- Dataset entries:
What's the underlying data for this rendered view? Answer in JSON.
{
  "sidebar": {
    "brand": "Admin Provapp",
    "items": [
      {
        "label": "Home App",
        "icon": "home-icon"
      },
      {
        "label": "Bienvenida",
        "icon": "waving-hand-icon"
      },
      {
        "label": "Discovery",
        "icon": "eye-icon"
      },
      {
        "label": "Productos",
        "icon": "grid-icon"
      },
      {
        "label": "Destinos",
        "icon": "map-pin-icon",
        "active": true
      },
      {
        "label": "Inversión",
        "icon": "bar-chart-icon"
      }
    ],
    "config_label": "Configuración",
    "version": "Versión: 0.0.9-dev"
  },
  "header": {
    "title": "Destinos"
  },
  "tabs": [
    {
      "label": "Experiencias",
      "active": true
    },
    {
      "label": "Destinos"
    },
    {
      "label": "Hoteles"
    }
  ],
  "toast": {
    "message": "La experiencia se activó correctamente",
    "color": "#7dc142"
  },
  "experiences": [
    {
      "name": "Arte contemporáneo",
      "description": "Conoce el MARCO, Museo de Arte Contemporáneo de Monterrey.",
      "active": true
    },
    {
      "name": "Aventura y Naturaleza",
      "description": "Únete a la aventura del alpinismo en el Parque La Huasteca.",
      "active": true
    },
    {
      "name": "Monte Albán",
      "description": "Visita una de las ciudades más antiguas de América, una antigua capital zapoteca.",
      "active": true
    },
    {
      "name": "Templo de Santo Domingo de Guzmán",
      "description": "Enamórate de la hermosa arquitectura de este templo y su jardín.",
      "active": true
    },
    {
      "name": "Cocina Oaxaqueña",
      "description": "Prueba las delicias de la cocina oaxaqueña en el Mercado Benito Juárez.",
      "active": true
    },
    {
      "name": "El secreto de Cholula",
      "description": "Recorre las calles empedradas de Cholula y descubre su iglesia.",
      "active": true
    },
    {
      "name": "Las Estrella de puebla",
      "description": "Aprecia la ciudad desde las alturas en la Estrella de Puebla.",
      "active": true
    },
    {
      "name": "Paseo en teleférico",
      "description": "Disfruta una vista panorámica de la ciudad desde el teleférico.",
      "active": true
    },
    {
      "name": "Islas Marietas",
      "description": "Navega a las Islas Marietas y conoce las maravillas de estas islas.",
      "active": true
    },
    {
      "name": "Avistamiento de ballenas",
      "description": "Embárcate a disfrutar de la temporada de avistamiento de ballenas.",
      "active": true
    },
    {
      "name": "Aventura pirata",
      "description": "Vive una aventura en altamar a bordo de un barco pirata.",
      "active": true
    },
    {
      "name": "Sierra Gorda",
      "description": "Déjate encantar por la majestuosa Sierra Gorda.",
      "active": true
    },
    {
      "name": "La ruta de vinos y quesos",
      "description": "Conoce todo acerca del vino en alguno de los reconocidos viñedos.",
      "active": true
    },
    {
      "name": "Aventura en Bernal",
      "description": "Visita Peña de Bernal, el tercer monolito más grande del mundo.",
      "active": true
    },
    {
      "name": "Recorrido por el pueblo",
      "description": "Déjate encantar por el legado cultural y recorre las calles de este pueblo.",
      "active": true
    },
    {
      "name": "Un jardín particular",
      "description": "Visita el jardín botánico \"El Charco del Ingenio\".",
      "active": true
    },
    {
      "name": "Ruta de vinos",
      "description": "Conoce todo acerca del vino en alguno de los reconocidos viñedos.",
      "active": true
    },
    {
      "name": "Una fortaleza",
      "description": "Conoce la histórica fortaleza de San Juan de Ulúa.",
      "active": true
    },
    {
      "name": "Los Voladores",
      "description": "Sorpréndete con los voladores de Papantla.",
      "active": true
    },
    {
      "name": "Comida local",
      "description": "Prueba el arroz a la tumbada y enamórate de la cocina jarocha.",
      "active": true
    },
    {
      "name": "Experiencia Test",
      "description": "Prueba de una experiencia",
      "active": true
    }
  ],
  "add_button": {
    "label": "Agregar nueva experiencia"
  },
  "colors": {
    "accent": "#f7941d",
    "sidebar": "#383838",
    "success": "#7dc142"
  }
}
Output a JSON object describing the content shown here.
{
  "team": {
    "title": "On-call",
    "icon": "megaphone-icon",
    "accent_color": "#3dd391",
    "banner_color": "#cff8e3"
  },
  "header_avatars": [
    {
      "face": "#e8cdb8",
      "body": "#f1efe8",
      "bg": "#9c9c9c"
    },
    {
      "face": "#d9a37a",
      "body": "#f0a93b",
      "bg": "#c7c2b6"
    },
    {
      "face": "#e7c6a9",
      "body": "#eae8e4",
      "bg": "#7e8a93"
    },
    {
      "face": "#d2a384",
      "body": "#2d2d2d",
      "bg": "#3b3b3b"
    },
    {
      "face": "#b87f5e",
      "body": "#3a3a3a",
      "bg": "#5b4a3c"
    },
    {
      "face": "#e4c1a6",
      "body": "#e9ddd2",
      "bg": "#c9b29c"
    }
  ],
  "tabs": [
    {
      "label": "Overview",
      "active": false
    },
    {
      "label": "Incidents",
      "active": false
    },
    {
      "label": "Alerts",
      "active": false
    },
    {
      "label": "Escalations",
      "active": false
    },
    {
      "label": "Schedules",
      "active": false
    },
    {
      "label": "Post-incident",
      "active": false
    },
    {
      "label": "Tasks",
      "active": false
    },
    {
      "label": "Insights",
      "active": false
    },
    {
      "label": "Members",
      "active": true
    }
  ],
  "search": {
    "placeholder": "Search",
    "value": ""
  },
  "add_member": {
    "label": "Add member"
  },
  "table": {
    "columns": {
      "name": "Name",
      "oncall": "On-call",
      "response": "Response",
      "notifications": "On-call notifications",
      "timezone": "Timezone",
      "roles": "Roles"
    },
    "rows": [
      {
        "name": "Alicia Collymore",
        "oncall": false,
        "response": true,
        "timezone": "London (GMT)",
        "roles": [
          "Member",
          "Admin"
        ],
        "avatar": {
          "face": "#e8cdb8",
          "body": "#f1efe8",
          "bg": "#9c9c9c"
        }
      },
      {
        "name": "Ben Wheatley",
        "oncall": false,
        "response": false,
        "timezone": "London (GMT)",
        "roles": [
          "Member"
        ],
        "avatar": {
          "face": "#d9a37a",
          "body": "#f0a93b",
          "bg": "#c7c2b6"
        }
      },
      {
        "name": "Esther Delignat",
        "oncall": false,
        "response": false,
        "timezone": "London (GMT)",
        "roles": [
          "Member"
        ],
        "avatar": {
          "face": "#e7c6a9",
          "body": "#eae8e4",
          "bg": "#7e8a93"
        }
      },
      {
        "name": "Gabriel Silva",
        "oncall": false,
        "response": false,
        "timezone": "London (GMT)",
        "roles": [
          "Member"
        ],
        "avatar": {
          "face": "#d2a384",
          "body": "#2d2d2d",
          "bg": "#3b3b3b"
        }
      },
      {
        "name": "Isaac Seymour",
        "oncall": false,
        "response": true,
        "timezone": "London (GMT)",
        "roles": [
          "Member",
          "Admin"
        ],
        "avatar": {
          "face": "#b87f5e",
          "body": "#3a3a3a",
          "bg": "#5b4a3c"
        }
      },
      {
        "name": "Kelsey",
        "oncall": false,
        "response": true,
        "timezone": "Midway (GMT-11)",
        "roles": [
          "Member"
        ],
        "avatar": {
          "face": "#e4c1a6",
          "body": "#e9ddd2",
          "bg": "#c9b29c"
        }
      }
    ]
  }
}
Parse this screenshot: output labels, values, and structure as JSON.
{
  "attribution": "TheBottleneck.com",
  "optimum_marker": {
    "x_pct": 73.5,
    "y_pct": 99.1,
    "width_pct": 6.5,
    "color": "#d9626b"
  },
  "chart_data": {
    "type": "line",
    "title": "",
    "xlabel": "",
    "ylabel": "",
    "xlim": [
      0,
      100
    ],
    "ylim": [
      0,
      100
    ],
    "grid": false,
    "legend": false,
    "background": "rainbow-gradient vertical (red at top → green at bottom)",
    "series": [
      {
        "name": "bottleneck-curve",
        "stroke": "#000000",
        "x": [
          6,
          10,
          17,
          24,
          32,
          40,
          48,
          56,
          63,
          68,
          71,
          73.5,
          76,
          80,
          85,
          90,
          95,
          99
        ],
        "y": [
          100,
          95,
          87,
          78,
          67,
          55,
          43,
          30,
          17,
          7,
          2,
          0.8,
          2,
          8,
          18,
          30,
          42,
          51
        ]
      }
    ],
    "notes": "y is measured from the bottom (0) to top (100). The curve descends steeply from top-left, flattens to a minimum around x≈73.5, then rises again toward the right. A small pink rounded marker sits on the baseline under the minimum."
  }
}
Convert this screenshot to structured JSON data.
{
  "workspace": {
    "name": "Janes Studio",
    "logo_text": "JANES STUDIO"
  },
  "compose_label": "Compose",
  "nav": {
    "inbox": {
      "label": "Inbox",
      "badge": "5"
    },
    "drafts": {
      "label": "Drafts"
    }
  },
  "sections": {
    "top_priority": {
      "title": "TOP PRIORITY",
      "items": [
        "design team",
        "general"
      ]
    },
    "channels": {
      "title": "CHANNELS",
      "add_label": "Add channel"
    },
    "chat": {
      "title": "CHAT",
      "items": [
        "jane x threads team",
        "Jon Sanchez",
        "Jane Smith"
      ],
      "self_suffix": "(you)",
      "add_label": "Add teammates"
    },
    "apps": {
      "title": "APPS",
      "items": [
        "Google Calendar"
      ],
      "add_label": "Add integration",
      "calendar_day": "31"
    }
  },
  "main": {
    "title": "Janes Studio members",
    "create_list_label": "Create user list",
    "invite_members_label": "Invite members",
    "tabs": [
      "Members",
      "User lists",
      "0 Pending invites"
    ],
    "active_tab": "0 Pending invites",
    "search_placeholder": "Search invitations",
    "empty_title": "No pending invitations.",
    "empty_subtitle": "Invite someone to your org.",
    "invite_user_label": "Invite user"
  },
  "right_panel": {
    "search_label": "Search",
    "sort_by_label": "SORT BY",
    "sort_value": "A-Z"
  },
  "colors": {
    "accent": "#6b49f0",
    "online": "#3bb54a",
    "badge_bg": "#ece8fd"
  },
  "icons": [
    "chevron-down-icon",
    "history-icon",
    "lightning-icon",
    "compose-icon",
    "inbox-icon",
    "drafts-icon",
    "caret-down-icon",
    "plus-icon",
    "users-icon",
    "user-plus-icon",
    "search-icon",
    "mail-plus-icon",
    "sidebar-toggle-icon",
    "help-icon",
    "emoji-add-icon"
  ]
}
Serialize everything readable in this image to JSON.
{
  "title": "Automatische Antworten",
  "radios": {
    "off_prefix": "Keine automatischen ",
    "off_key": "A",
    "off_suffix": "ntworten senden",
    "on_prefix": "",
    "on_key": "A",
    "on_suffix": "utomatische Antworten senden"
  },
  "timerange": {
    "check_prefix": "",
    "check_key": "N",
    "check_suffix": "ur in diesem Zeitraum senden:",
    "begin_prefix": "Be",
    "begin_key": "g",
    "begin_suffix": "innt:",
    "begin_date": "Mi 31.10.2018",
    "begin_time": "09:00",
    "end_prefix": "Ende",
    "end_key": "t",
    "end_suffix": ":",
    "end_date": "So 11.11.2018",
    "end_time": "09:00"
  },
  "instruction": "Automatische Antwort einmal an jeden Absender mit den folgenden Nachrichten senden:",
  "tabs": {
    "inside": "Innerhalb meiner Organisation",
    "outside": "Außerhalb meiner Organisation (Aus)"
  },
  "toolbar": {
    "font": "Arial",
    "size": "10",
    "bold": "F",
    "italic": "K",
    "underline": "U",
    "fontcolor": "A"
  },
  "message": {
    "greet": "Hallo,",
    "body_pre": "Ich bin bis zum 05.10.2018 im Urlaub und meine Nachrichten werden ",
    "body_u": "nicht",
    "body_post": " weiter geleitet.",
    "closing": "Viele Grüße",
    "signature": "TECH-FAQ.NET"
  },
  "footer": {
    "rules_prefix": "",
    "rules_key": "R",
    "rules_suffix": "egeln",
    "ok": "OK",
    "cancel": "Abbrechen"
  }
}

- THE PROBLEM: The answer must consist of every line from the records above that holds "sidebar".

- REPLY:
  "sidebar": {
    "sidebar": "#383838",
    "sidebar-toggle-icon",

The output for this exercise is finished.